◆ **Aim of the task**
Among the records below, how many lines contain "date"? State the number and nothing more.

(Recorded data)

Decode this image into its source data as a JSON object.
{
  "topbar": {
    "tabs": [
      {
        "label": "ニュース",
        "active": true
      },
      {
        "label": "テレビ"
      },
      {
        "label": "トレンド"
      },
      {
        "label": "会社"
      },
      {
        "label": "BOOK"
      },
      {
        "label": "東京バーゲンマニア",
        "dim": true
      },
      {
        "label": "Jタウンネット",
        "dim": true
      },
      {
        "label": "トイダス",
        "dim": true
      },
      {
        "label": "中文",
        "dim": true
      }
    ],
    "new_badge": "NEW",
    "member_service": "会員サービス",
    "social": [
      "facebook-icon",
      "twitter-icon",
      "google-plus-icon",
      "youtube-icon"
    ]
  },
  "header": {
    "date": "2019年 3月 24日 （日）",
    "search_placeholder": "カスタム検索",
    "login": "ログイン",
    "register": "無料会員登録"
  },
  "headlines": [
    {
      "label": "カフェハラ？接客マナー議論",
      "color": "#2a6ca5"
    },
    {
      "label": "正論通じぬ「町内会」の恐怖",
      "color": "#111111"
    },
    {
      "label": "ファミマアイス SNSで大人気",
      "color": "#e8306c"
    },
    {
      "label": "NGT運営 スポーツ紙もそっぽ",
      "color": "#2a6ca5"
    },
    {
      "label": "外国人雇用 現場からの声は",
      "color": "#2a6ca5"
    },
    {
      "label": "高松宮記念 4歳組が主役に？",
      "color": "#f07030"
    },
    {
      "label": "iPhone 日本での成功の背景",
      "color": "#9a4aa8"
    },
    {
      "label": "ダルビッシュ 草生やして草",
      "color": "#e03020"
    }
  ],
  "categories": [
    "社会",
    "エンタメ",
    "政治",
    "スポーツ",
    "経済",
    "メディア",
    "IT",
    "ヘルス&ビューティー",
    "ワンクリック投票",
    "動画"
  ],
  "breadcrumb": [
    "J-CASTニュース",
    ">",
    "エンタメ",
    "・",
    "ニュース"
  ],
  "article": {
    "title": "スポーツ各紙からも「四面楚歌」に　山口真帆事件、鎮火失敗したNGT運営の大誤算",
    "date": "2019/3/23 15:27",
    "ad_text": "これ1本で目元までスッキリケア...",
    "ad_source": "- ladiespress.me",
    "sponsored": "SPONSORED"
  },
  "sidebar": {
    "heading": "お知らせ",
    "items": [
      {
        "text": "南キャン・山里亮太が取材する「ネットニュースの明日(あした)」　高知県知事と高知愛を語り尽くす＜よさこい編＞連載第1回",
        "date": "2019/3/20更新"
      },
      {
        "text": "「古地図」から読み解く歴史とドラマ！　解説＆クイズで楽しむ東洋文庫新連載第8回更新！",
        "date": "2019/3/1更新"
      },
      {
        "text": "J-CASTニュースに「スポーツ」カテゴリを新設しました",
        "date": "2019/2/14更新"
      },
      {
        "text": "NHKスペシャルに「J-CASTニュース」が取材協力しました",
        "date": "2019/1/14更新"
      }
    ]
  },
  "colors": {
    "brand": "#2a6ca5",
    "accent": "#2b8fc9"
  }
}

◆ **Result of this task**
6